WHAT TO PRODUCE: Say how many lines in the data hold "highlighted". Nothing else belongs in the answer.

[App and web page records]
== Segment start ==

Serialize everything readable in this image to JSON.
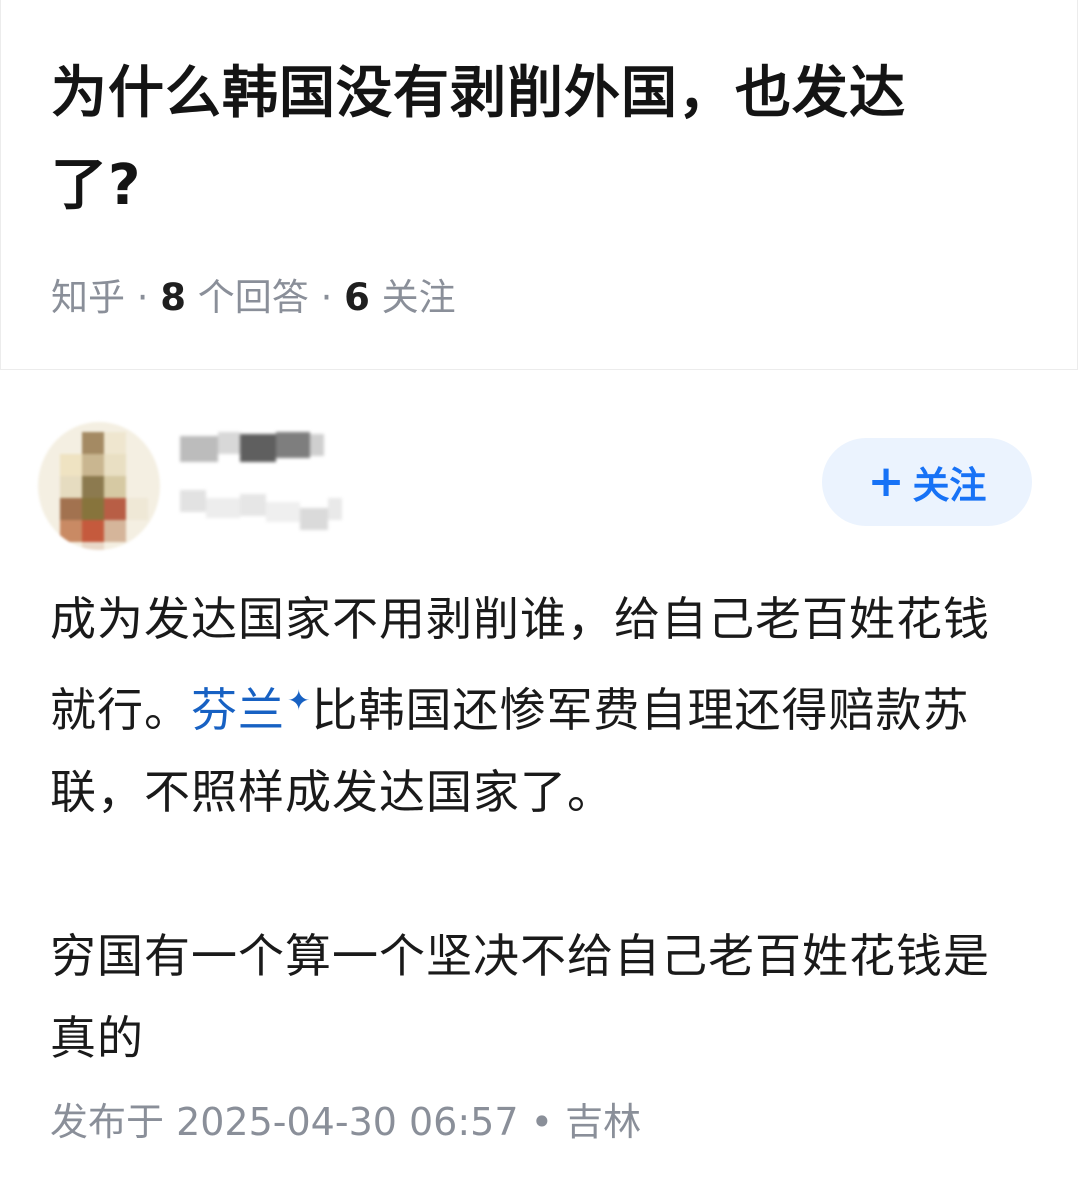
{
  "question": {
    "title": "为什么韩国没有剥削外国，也发达了?",
    "source": "知乎",
    "separator": " · ",
    "answer_count": "8",
    "answer_label": " 个回答",
    "follow_count": "6",
    "follow_label": " 关注"
  },
  "author": {
    "avatar_icon": "avatar-icon"
  },
  "follow_button": {
    "icon": "plus-icon",
    "label": "关注",
    "color": "#1772f6",
    "background": "#ebf3fe"
  },
  "answer": {
    "p1_before": "成为发达国家不用剥削谁，给自己老百姓花钱就行。",
    "p1_link": "芬兰",
    "p1_link_icon": "sparkle-icon",
    "p1_after": "比韩国还惨军费自理还得赔款苏联，不照样成发达国家了。",
    "p2": "穷国有一个算一个坚决不给自己老百姓花钱是真的",
    "link_color": "#1761c3"
  },
  "footer": {
    "published": "发布于 2025-04-30 06:57",
    "dot": " • ",
    "location": "吉林"
  }
}
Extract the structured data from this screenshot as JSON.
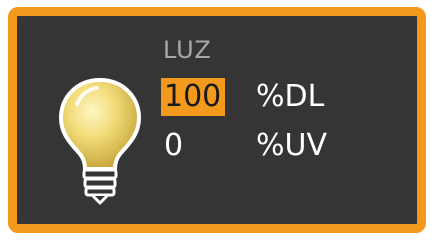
{
  "panel": {
    "title": "LUZ",
    "icon": "light-bulb-icon",
    "accent_color": "#f39a1e",
    "background_color": "#353535",
    "rows": [
      {
        "value": "100",
        "unit": "%DL",
        "highlighted": true
      },
      {
        "value": "0",
        "unit": "%UV",
        "highlighted": false
      }
    ]
  }
}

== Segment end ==

OUTPUT OF THE TASK: 2